====== RECORDS

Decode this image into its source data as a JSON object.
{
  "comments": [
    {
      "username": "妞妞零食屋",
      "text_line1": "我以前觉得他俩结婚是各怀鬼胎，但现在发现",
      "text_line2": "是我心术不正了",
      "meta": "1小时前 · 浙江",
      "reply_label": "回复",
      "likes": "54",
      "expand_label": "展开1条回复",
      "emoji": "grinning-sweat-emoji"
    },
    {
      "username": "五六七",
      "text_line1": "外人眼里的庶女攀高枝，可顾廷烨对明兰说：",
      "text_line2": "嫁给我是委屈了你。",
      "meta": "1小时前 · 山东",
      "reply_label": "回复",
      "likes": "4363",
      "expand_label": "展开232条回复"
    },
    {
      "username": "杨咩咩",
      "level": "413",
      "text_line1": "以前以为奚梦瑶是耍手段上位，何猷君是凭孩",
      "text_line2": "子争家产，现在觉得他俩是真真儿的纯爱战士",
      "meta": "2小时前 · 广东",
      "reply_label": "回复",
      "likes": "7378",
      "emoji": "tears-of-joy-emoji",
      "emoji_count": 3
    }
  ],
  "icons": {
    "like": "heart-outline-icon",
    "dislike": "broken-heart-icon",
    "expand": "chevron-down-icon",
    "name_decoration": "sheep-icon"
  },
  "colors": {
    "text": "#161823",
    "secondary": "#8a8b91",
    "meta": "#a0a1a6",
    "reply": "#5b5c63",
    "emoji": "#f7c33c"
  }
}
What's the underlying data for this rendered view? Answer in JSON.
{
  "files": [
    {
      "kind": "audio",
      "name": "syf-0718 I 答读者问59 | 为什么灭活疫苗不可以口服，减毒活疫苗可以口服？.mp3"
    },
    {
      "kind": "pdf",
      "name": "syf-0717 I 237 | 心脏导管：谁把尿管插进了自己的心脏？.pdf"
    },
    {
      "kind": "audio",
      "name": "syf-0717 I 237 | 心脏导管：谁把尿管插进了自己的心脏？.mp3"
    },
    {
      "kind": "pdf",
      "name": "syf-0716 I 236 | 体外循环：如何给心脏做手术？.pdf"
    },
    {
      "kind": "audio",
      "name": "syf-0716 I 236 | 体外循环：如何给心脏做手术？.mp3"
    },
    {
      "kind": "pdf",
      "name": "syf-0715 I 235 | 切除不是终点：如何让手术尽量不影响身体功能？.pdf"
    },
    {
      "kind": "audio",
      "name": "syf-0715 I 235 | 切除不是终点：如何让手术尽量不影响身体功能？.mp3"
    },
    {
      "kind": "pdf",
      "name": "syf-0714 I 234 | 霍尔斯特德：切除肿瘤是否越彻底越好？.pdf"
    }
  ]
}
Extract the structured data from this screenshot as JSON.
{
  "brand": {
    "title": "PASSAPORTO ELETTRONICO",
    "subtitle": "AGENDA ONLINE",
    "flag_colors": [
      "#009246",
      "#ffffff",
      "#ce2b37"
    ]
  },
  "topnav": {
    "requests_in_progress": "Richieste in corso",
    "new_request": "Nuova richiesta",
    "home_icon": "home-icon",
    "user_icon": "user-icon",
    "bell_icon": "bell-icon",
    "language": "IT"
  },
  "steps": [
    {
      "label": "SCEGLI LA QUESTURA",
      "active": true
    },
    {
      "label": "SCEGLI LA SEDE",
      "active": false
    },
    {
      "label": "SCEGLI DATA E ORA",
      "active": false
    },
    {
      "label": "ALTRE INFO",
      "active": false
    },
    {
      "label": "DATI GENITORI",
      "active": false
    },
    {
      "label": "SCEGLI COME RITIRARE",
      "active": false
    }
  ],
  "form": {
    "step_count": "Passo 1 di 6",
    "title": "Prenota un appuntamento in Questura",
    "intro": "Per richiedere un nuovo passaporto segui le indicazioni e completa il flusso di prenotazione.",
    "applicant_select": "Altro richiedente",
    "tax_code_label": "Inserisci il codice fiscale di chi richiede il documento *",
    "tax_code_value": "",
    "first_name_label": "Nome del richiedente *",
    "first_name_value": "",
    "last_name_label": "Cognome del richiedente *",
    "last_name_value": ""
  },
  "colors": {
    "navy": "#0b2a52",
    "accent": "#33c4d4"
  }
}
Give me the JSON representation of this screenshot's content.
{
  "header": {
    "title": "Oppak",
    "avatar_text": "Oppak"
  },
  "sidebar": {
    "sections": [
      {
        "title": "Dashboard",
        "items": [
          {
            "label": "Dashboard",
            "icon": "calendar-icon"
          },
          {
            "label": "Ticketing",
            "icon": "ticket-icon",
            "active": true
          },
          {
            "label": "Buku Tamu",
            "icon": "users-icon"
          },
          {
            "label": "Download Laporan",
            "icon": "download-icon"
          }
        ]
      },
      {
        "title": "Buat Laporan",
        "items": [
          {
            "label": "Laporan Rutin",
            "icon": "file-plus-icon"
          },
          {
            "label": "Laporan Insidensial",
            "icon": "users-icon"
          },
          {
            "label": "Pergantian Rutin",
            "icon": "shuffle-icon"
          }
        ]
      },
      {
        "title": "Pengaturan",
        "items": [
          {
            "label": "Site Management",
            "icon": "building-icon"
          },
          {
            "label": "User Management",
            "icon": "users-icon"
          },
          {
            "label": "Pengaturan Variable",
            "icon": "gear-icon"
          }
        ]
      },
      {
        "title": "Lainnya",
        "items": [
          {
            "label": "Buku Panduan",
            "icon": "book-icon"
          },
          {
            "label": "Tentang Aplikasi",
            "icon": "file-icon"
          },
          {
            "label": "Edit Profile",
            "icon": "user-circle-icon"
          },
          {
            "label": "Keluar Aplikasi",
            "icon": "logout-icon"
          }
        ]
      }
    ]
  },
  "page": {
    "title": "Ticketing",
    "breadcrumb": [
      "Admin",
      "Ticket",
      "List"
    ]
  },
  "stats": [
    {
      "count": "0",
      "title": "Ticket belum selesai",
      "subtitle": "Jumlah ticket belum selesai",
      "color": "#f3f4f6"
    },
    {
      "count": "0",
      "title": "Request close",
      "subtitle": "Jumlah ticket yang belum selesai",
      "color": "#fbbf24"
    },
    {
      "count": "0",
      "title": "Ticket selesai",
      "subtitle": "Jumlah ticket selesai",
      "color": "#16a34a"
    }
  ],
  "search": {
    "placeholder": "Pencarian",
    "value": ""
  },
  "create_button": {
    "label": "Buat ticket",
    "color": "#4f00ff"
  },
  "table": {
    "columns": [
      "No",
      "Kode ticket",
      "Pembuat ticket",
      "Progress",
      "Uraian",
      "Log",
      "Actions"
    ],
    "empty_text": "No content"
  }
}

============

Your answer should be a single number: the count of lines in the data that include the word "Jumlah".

ANSWER SECTION: 3